//ul/li[1]

This matches the first <li> tags in both lists in the example DOM. This is a good way to conceptualize an Item List in Mozenda: the set of tags which match a given XPath. If the XPath for a capture or click action matches more than one tag, Mozenda performs the action on the first tag matching the XPath.

Item Lists

The XPaths we have covered so far assume that they start from the top of the HTML document and go down looking for the target object. When writing XPaths for Item Lists and other list-type actions, this is not the case. When an Item List is created, all capture, click, and input actions inside are automatically defined relative to tags matched by the Item List XPath. The Item List XPath is essentially the “anchor” on which related actions will be built. For example, in the sample webpage HTML, you could define a list using the following XPath: //ul

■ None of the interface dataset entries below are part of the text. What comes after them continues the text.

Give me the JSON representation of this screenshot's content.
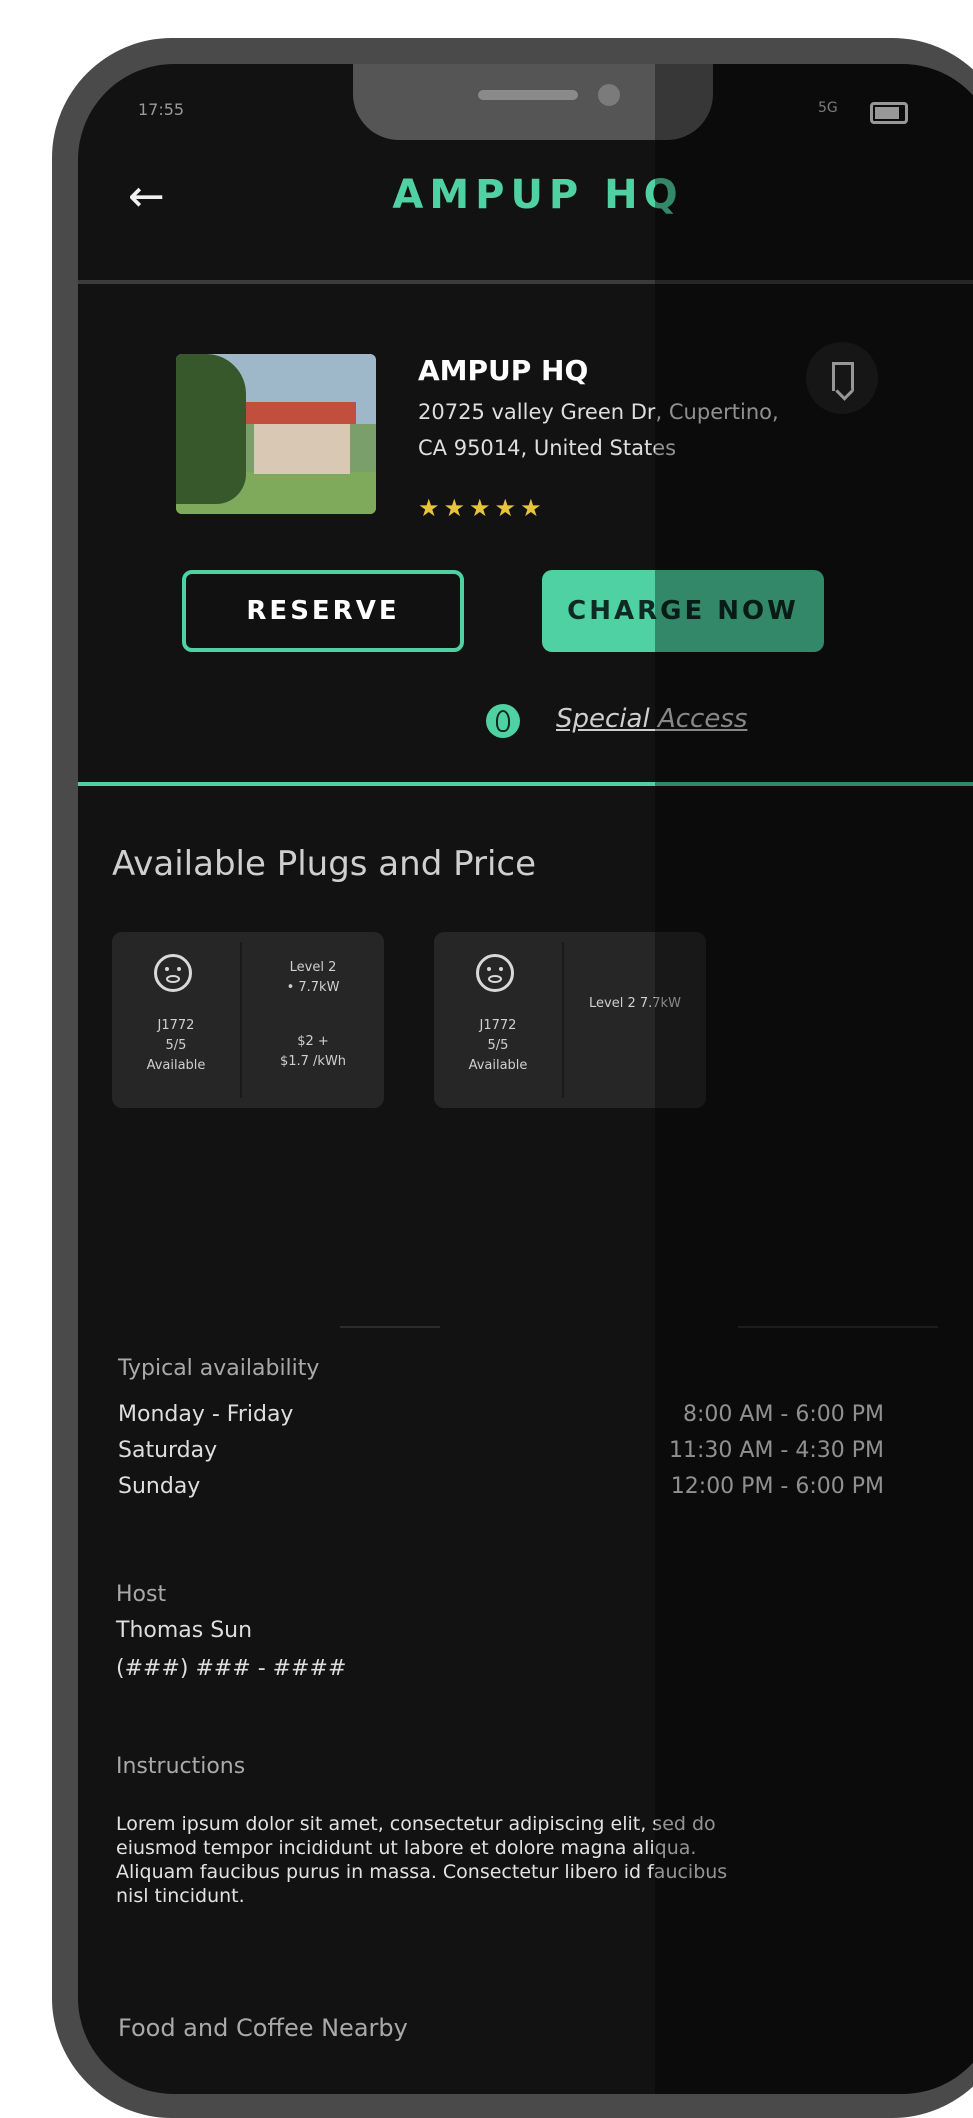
{
  "status_bar": {
    "time": "17:55",
    "signal": "5G"
  },
  "header": {
    "title": "AMPUP HQ"
  },
  "station": {
    "name": "AMPUP HQ",
    "address": "20725 valley Green Dr, Cupertino, CA 95014, United States",
    "rating_stars": "★★★★★",
    "rating_value": 5
  },
  "actions": {
    "reserve_label": "RESERVE",
    "charge_label": "CHARGE NOW",
    "special_access_label": "Special Access"
  },
  "plugs": {
    "section_title": "Available Plugs and Price",
    "items": [
      {
        "connector": "J1772",
        "availability": "5/5",
        "status": "Available",
        "level": "Level 2",
        "power": "• 7.7kW",
        "price_line1": "$2 +",
        "price_line2": "$1.7 /kWh"
      },
      {
        "connector": "J1772",
        "availability": "5/5",
        "status": "Available",
        "level_power": "Level 2 7.7kW"
      }
    ]
  },
  "availability": {
    "label": "Typical availability",
    "rows": [
      {
        "day": "Monday - Friday",
        "hours": "8:00 AM - 6:00 PM"
      },
      {
        "day": "Saturday",
        "hours": "11:30 AM - 4:30 PM"
      },
      {
        "day": "Sunday",
        "hours": "12:00 PM - 6:00 PM"
      }
    ]
  },
  "host": {
    "label": "Host",
    "name": "Thomas Sun",
    "phone": "(###) ### - ####"
  },
  "instructions": {
    "label": "Instructions",
    "text": "Lorem ipsum dolor sit amet, consectetur adipiscing elit, sed do eiusmod tempor incididunt ut labore et dolore magna aliqua. Aliquam faucibus purus in massa. Consectetur libero id faucibus nisl tincidunt."
  },
  "food": {
    "label": "Food and Coffee Nearby"
  },
  "colors": {
    "accent": "#4fd1a4",
    "background": "#121212",
    "star": "#e8c43a"
  }
}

Remember to reference the sample web page HTML at the top of the article when trying to understand the XPath examples shown in this walkthrough.

Mozenda Action XPath Explanation
Begin Item List //ul For each <ul> tag …
    Capture – Header h2 Go down one level and capture the <h2> tag
    Capture – Item 1 li[1]/b Go down to the first <li> then down to the <b>
    Capture – Item 2 li[2]/b Go down to the second <li> then down to the <b>
End List
Output:
Header Item 1 Item 2
List 1 List Item 1 List Item 2
List 2 List Item 1 List Item 2

Alternatively, if you wanted to capture the data in a more “vertical” format, you could define the Item List as shown to the right.

Mozenda Action XPath English
Begin Item List //ul/li For each <li> tag under a <ul> tag …
    Capture – Header ../h2 Go up one level and capture the <h2> tag
    Capture – Item ./b Go down one level and capture the <b> tag
End List
Output:
Header Item
List 1 Item 1
List 1 Item 2
List 2 Item 1
List 2 Item 2

Associated Text and List Pagers

List Pagers and capture or click actions which have been associated with nearby text have two XPaths associated with them: one which identifies the “Anchor” tag (e.g. the “nearby text or image”), and another which describes the location of the item to be clicked or captured relative to the anchor tag.

Relative XPaths work by first finding a known object, like specific text, then going from there to find the desired object.
This associates the “stuff” about each list item with the text “List Item”

Set Operations in XPath 1.0

Mozenda uses XPath 1.0, which means that features introduced in XPath 2.0 (such as intersect, except, and set operators) are not* available. Fortunately, there are workarounds.

Let $X and $Y be XPath expressions which each select a set of tags on a web page.

XPath 2.0 Expression XPath 1.0 Equivalent Description
$X union $Y $X | $Y Select the tags matched by $X and the tags matched by $Y.
$X intersect $Y $X[count(.|$Y)=count($Y)] Select the tags matched by both $X and $Y.
$X except $Y $X[count(.|$Y)!=count($Y)] Select the tags matched by $X which are not also matched by $Y.

Notes

 *  The union operator, “|”, is available.

 

Here are some third-party resources you may find helpful.